- What needs to be done -
Scan the material below and report how many lines include the string "search"; nothing else belongs in the reply.

__________________________________________________

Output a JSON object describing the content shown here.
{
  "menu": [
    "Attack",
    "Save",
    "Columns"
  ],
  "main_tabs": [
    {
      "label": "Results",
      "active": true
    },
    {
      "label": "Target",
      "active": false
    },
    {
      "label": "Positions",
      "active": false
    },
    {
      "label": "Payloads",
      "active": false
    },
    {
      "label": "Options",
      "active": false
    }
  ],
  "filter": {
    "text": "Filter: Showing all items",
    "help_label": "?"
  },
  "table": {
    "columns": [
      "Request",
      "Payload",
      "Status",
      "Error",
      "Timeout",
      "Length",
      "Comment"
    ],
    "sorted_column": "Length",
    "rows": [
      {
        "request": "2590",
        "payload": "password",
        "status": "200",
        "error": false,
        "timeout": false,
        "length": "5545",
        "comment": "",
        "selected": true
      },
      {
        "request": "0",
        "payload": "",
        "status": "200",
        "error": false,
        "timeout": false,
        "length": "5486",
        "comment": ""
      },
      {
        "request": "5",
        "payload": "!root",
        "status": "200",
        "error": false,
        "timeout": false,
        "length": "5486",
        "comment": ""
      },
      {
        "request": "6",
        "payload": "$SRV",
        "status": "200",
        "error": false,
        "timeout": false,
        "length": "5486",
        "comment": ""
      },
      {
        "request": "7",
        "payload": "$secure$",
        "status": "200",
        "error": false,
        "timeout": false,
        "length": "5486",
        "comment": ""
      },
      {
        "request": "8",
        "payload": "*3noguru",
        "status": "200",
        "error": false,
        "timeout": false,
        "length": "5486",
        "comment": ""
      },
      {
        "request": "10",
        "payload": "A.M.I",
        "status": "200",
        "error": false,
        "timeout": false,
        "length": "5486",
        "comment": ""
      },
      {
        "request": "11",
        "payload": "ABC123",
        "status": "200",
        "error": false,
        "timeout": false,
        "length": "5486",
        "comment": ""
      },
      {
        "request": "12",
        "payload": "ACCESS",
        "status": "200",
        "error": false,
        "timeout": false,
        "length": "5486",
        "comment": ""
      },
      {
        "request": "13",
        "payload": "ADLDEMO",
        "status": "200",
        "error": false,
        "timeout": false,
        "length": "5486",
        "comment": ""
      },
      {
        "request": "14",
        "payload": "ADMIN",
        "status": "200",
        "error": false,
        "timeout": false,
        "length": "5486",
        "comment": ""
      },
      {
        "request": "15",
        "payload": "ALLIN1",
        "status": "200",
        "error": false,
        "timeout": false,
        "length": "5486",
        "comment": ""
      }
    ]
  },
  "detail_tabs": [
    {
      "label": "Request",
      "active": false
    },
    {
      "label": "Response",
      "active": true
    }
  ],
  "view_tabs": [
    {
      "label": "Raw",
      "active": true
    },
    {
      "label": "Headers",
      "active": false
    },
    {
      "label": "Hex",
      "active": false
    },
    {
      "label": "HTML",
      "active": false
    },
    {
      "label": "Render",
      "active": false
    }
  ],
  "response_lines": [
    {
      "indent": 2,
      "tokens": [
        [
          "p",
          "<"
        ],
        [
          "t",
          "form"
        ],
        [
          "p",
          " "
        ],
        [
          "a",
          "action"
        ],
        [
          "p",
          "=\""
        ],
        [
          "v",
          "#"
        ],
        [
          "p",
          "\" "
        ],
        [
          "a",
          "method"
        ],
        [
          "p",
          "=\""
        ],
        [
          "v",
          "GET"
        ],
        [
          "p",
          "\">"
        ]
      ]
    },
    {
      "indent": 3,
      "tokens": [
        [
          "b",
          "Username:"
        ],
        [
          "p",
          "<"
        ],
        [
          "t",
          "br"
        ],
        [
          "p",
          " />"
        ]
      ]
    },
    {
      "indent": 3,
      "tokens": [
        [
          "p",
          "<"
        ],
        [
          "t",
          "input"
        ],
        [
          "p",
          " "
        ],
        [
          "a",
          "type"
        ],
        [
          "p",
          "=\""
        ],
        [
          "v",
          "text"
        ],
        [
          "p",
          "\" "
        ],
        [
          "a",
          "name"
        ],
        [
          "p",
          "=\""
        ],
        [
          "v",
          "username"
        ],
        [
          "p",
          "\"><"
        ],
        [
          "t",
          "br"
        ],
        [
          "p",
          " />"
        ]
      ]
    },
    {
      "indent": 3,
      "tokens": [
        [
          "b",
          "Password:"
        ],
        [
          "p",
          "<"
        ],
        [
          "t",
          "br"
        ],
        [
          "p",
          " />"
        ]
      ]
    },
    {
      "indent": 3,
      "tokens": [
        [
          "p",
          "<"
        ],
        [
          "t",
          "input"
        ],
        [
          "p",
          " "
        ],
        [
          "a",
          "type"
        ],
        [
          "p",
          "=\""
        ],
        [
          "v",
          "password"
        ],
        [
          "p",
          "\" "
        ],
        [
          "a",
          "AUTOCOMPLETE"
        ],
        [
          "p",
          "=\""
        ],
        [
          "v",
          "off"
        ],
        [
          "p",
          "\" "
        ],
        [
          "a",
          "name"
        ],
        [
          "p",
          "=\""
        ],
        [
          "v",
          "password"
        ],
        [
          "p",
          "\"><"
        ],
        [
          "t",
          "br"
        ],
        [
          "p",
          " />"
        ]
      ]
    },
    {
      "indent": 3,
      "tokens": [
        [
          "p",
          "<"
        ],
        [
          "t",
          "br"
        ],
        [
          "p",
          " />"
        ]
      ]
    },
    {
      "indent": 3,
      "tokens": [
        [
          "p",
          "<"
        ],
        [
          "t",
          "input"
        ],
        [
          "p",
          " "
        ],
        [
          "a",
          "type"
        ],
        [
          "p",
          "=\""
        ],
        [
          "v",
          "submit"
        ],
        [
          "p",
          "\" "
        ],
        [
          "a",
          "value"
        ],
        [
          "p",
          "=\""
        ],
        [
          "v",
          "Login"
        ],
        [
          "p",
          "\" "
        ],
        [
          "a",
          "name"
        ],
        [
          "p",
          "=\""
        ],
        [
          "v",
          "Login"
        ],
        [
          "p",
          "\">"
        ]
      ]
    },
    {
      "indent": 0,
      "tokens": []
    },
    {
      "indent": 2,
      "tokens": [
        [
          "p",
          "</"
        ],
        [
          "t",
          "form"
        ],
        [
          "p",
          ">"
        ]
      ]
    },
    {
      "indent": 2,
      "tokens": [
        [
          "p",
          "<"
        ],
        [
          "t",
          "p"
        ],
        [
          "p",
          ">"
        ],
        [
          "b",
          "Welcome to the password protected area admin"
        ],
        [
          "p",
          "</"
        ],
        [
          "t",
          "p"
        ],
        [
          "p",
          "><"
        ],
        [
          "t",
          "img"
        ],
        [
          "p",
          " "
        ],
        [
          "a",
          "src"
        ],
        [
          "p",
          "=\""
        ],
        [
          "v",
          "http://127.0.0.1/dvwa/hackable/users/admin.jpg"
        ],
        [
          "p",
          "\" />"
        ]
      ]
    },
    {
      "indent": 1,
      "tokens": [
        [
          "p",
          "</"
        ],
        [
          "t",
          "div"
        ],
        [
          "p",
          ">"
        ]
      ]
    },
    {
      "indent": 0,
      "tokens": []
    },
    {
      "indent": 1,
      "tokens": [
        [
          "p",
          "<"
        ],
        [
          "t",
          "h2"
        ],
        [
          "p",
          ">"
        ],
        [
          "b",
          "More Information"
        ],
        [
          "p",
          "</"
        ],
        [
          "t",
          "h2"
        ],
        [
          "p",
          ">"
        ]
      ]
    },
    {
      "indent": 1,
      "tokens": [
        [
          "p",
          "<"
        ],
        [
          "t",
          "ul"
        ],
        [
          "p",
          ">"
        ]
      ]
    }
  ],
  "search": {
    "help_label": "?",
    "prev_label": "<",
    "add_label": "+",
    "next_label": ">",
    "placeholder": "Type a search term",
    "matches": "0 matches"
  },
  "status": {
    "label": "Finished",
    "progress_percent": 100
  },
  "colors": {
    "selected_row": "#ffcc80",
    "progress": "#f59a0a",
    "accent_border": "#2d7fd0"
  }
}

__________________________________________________

- Task response -
2